-- Your instructions --
If a line below holds the word "JSON", count it; then say how many such lines there are and nothing else.

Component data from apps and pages
━━━━━━━━━━

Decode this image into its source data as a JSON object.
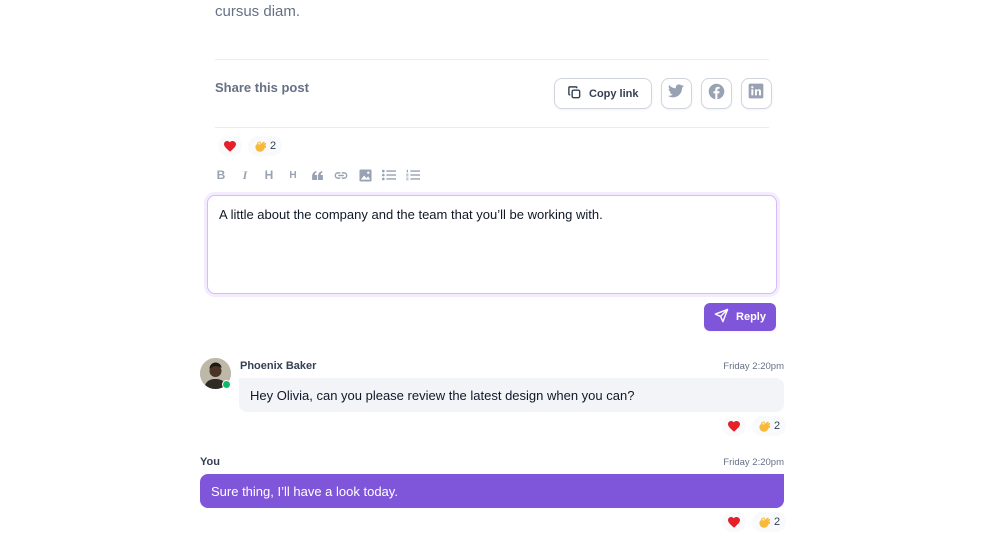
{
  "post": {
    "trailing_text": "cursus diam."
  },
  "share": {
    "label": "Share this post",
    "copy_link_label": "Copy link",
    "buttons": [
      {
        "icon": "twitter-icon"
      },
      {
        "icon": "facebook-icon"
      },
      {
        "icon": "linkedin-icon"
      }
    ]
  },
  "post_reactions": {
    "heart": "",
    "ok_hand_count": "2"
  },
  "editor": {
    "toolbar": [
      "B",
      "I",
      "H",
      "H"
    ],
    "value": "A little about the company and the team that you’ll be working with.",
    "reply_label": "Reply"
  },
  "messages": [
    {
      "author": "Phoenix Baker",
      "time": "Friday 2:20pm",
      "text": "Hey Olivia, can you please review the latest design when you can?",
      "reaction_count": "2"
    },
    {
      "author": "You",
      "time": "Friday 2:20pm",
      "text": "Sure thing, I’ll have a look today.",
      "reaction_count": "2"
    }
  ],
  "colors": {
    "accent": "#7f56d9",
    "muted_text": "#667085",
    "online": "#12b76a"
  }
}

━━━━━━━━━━

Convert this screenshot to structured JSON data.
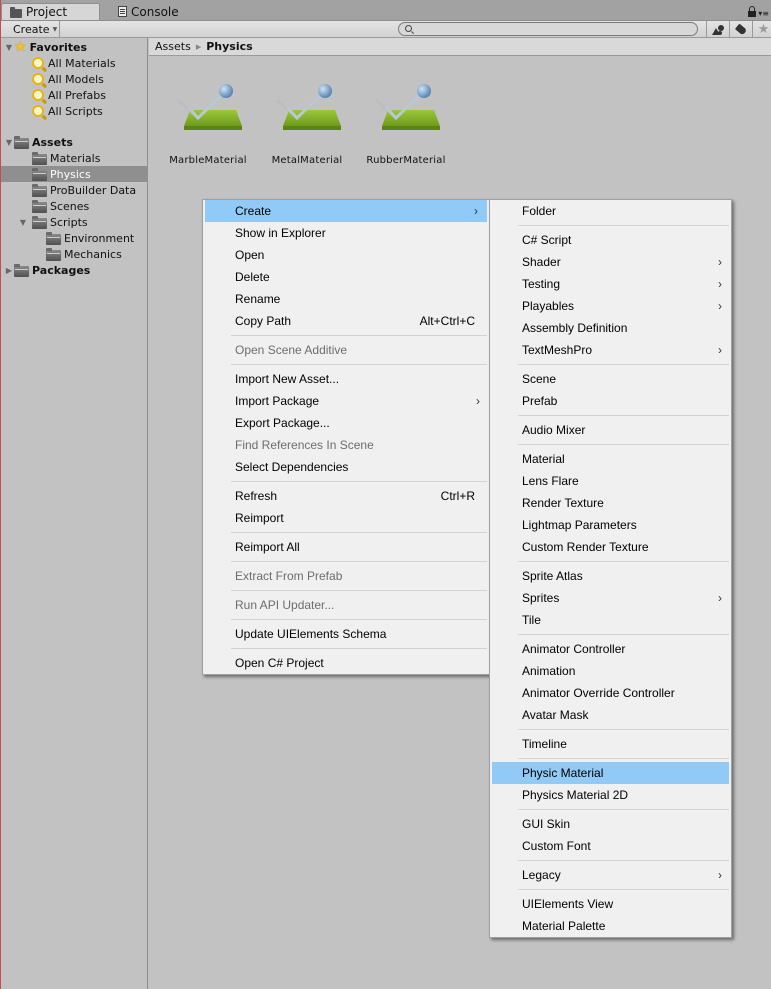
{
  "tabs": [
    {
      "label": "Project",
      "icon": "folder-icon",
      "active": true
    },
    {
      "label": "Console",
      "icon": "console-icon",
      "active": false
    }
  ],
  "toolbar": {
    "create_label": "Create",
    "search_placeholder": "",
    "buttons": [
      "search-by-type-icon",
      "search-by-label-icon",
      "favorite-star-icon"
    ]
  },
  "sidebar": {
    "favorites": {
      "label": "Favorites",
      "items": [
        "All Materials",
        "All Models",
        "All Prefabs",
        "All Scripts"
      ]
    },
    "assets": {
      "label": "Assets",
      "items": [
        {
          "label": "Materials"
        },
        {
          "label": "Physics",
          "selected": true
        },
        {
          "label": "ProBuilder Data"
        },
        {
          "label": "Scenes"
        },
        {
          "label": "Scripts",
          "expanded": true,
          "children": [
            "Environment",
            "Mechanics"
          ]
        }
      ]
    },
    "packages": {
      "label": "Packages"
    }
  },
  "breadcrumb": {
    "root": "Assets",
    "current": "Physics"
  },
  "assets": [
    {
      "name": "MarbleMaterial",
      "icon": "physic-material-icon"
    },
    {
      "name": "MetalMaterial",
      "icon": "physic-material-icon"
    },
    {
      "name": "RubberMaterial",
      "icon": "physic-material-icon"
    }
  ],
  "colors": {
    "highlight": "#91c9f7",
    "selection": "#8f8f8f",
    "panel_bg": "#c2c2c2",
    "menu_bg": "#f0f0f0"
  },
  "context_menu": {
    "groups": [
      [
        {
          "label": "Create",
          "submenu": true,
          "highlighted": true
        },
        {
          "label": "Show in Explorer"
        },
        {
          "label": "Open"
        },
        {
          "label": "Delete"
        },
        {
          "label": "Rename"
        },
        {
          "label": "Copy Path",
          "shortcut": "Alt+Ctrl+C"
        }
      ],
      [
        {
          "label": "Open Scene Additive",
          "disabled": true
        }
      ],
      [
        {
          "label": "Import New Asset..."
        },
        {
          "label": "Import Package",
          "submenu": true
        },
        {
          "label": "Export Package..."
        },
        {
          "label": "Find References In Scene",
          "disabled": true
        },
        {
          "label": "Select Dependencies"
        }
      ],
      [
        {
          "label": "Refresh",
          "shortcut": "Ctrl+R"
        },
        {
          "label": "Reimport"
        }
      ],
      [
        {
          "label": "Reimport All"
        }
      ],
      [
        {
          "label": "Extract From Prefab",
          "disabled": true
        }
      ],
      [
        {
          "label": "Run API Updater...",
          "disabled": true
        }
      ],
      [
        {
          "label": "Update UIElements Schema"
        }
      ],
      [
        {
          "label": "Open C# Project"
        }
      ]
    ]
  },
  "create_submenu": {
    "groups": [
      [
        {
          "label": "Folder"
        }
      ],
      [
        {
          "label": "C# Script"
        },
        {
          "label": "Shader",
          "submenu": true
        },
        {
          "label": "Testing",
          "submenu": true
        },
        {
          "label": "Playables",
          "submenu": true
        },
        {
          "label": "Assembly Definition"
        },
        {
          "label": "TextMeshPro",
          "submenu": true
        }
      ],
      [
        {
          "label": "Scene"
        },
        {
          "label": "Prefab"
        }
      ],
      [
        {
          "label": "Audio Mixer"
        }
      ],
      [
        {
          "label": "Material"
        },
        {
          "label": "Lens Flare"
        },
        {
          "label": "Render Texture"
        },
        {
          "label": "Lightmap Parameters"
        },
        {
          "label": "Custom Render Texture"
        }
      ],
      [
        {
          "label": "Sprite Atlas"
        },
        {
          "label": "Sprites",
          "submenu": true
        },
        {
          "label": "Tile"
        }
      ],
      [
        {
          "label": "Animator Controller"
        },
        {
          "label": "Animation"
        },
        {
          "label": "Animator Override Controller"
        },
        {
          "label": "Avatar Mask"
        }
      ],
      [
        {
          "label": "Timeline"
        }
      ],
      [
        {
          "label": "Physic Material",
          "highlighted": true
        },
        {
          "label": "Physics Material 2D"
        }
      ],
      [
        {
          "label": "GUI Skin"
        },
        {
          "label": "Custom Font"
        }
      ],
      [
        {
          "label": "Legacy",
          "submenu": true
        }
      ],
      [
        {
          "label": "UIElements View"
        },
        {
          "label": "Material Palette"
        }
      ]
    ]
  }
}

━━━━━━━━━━

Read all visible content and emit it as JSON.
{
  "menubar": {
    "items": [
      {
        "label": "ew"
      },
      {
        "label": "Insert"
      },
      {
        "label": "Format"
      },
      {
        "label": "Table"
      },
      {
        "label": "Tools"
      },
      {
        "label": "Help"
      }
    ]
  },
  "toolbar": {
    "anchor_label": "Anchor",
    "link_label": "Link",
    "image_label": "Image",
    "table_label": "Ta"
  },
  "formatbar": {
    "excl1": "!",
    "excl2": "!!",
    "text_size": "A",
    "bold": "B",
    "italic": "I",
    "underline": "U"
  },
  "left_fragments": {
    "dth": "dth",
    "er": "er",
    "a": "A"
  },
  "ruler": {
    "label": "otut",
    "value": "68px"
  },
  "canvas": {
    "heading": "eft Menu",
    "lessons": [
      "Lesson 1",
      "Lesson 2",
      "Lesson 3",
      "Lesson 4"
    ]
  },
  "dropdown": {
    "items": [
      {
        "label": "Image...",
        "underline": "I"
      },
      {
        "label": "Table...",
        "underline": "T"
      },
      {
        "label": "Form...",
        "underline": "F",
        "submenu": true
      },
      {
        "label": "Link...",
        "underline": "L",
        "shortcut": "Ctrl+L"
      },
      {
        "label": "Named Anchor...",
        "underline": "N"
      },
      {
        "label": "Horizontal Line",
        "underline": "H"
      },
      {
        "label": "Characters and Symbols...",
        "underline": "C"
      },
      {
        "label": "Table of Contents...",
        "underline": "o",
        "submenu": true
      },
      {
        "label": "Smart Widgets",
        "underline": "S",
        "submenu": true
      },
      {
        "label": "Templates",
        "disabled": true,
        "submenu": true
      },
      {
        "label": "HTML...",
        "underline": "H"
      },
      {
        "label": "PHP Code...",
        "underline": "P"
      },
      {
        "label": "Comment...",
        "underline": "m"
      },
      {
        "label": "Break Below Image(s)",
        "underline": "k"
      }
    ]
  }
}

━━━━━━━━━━

-- Answer box --
3